■ Task goal: The entries follow. Copy every line in which "JSON" appears.

BEGIN Dataset extract

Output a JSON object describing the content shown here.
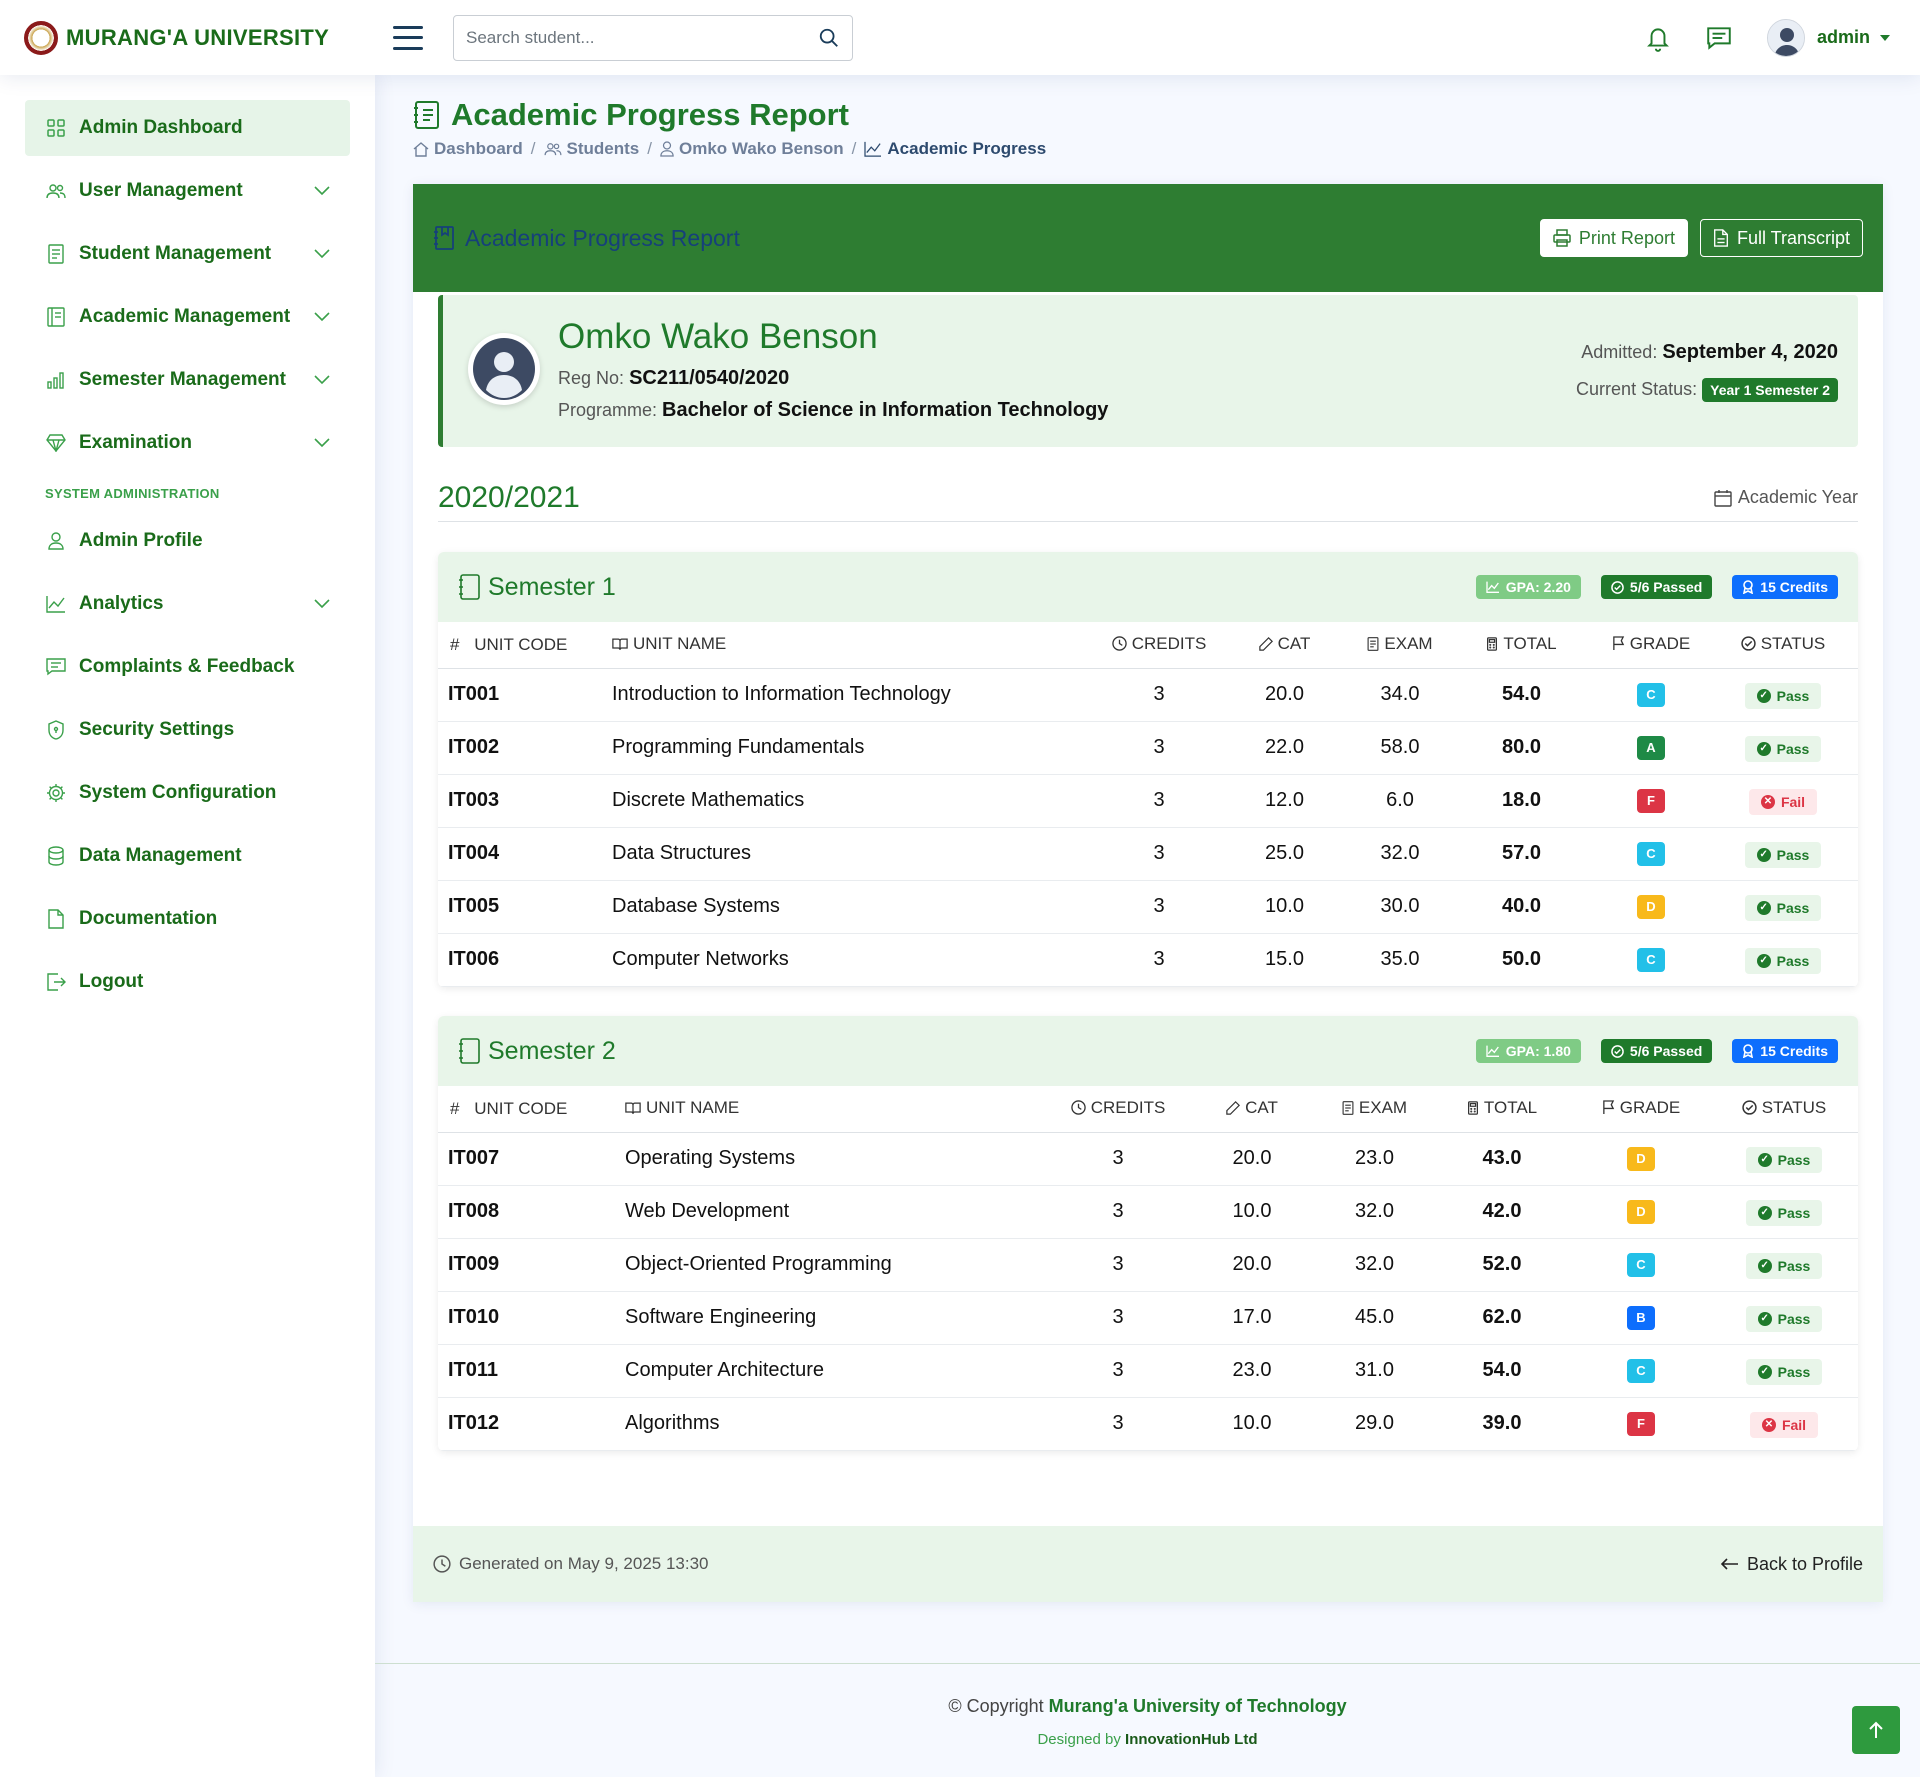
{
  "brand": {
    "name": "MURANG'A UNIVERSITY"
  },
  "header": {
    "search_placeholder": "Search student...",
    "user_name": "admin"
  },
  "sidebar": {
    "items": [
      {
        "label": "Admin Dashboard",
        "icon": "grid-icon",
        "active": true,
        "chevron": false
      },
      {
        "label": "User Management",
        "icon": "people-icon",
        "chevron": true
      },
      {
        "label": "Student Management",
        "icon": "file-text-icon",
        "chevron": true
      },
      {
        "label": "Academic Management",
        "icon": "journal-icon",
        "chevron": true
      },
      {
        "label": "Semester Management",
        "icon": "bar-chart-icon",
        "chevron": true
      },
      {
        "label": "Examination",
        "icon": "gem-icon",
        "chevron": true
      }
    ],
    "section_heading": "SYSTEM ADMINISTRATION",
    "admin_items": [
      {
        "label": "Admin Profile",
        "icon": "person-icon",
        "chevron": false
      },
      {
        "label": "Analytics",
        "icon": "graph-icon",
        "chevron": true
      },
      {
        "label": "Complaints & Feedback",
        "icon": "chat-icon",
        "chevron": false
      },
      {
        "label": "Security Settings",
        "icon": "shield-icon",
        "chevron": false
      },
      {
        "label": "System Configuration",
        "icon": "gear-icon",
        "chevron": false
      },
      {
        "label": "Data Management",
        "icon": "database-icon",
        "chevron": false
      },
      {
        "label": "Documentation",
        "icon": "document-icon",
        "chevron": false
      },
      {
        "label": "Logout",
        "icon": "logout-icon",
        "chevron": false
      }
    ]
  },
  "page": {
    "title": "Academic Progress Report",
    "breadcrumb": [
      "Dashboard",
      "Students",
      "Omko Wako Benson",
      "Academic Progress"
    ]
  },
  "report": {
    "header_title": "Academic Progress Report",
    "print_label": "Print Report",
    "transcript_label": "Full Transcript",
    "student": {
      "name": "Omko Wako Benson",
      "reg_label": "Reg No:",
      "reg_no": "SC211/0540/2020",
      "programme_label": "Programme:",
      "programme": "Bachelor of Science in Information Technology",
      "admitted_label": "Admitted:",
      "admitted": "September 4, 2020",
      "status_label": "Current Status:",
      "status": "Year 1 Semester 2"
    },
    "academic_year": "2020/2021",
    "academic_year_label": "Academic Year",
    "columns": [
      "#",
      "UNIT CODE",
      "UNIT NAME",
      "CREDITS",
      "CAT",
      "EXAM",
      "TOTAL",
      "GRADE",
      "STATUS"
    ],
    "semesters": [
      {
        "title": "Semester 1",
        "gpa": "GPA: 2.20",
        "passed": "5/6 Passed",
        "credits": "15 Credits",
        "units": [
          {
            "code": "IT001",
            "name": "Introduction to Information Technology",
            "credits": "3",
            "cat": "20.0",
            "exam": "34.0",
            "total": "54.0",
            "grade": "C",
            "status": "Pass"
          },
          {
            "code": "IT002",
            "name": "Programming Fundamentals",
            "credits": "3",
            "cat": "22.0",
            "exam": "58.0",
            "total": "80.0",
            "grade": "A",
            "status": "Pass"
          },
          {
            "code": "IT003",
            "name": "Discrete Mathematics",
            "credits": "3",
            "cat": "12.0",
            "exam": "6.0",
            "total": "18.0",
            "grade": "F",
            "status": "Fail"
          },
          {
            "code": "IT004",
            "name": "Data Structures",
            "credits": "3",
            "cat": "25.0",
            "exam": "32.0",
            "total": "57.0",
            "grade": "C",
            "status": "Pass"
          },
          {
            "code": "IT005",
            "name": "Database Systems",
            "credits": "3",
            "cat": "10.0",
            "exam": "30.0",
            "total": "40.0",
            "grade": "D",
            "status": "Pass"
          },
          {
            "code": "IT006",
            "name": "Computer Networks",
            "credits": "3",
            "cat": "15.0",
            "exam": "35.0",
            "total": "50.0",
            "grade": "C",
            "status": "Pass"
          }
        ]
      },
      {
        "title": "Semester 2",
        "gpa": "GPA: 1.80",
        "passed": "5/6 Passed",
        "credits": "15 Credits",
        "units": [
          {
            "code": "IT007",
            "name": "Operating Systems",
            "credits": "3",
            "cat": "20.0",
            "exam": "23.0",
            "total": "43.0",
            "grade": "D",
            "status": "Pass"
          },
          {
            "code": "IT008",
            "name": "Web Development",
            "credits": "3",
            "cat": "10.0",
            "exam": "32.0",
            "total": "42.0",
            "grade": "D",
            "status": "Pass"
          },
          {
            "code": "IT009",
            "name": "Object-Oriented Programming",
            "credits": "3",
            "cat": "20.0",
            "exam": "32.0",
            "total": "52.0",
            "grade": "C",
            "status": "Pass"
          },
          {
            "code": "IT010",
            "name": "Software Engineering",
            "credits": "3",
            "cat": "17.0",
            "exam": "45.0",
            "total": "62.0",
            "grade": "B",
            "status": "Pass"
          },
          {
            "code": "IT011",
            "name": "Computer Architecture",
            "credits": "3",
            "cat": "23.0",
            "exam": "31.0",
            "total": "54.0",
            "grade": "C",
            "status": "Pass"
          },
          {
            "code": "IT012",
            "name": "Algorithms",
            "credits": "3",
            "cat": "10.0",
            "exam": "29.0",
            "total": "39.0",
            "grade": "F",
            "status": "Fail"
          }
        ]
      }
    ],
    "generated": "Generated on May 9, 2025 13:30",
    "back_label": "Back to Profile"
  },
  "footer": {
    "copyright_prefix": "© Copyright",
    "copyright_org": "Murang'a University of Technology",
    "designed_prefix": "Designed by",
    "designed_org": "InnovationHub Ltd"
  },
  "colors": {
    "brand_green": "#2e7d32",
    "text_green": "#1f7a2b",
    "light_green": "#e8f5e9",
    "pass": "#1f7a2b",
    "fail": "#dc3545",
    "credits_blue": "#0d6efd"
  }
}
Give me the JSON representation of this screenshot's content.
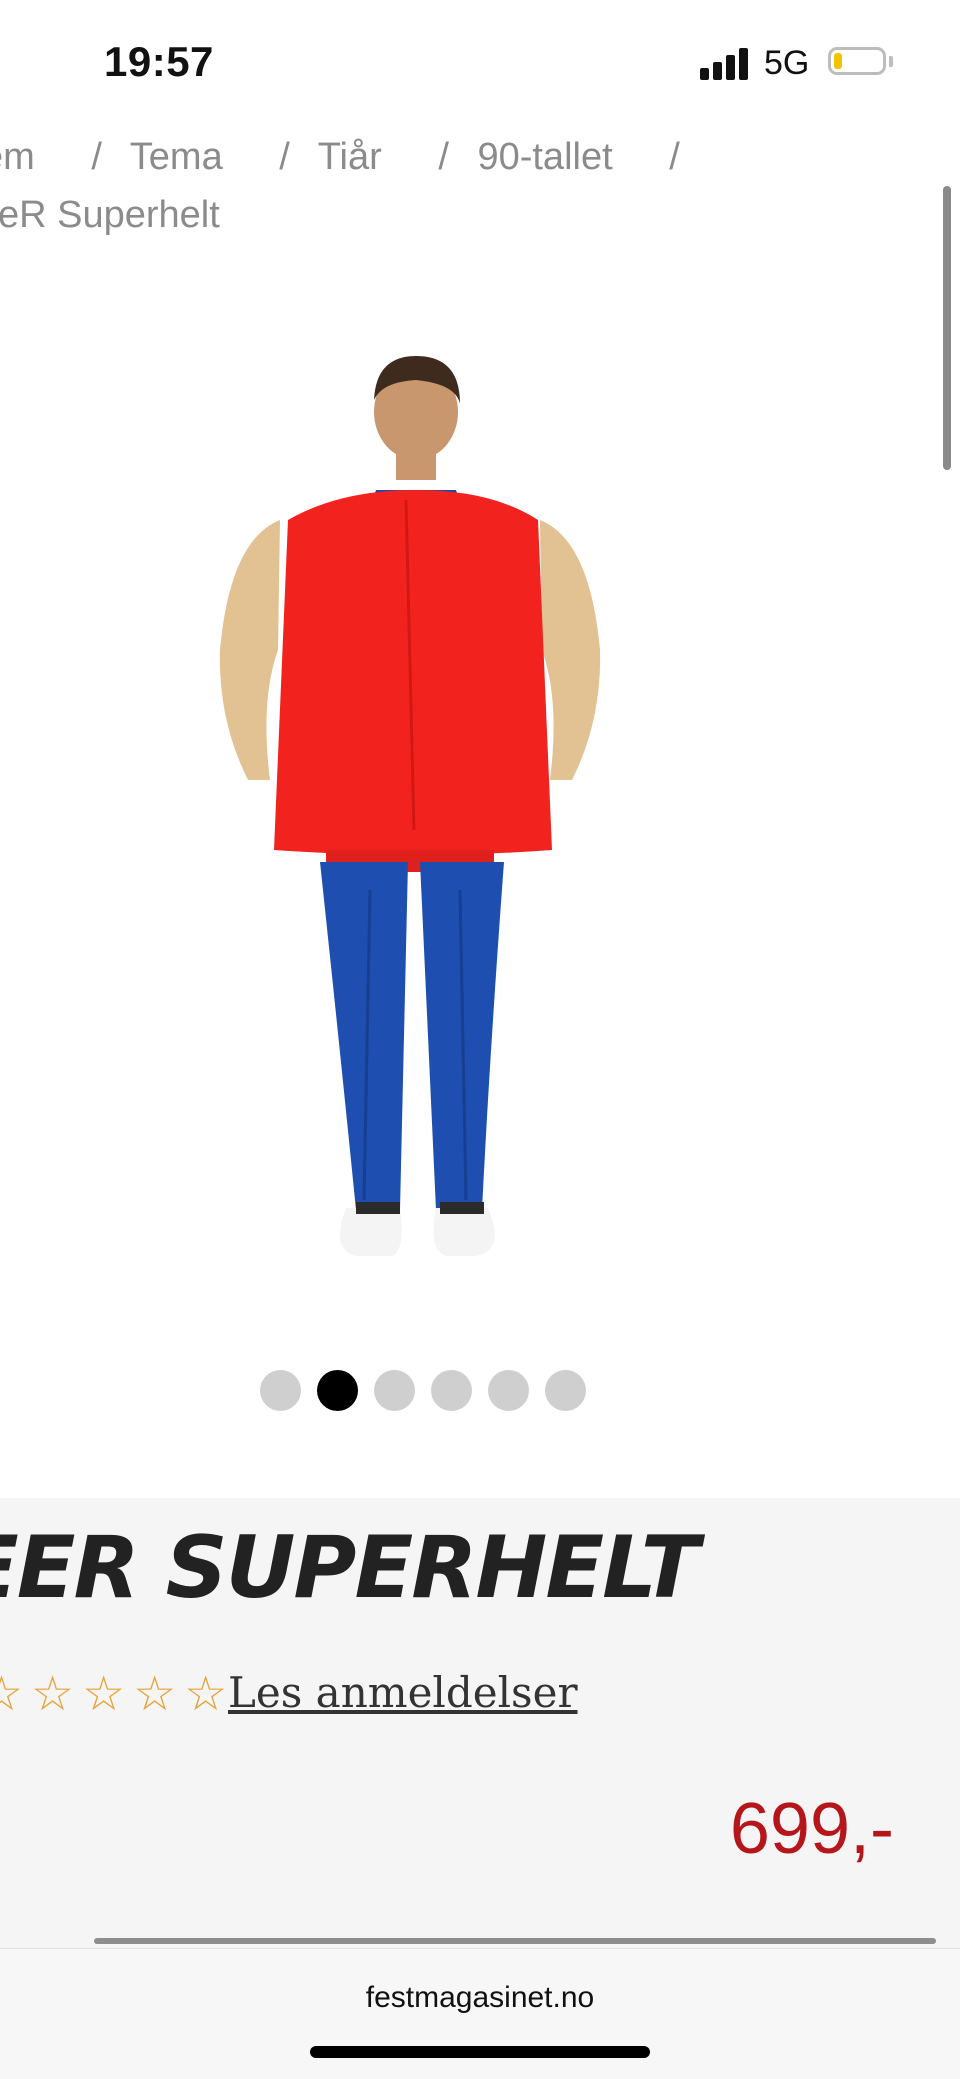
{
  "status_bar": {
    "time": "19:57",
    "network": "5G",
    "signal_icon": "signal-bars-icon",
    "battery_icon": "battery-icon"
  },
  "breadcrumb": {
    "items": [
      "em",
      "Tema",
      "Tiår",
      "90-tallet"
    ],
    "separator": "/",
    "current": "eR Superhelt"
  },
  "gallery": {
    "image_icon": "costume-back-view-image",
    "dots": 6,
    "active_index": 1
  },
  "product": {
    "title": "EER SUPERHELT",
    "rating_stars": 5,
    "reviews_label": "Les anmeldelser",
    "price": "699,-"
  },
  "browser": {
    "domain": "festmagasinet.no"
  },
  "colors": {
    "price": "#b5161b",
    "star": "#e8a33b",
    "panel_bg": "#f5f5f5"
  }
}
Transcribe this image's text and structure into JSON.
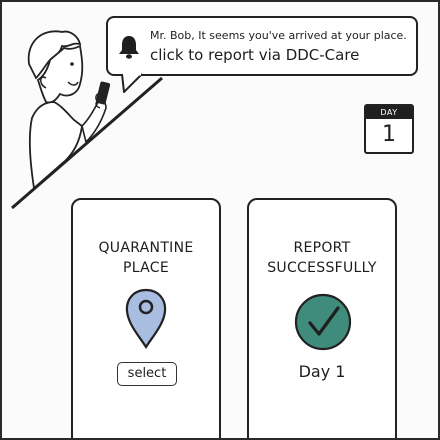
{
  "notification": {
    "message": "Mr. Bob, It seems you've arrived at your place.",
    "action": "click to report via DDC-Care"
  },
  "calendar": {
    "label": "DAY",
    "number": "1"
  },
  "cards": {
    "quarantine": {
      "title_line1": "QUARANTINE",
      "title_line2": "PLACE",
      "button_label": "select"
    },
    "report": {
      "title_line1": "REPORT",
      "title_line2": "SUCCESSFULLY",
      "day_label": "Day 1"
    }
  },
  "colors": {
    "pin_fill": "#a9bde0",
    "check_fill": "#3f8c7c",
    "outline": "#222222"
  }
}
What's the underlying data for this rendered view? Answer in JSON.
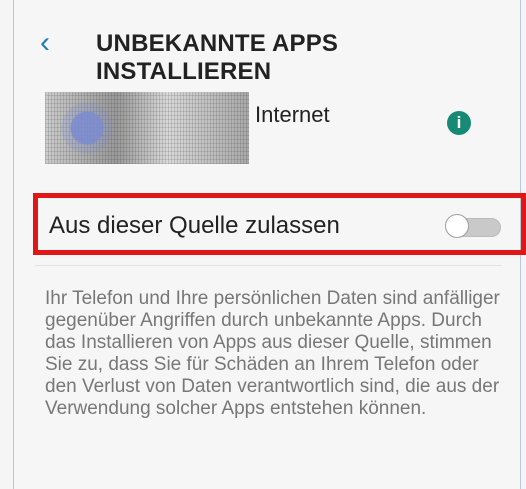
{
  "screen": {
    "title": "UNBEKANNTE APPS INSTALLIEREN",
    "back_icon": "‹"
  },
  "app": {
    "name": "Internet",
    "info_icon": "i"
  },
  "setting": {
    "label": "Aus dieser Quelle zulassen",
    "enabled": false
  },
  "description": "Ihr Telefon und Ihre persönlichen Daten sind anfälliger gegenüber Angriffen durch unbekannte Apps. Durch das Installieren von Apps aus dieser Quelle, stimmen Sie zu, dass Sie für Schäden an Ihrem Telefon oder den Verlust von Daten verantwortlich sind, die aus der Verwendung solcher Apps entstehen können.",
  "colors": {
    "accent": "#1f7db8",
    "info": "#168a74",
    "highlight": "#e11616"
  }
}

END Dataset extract

■ Answer to this exercise:
Output a JSON object describing the content shown here.
Give me the JSON representation of this screenshot's content.
Transcribe this image's text and structure into JSON.
What's the underlying data for this rendered view? Answer in JSON.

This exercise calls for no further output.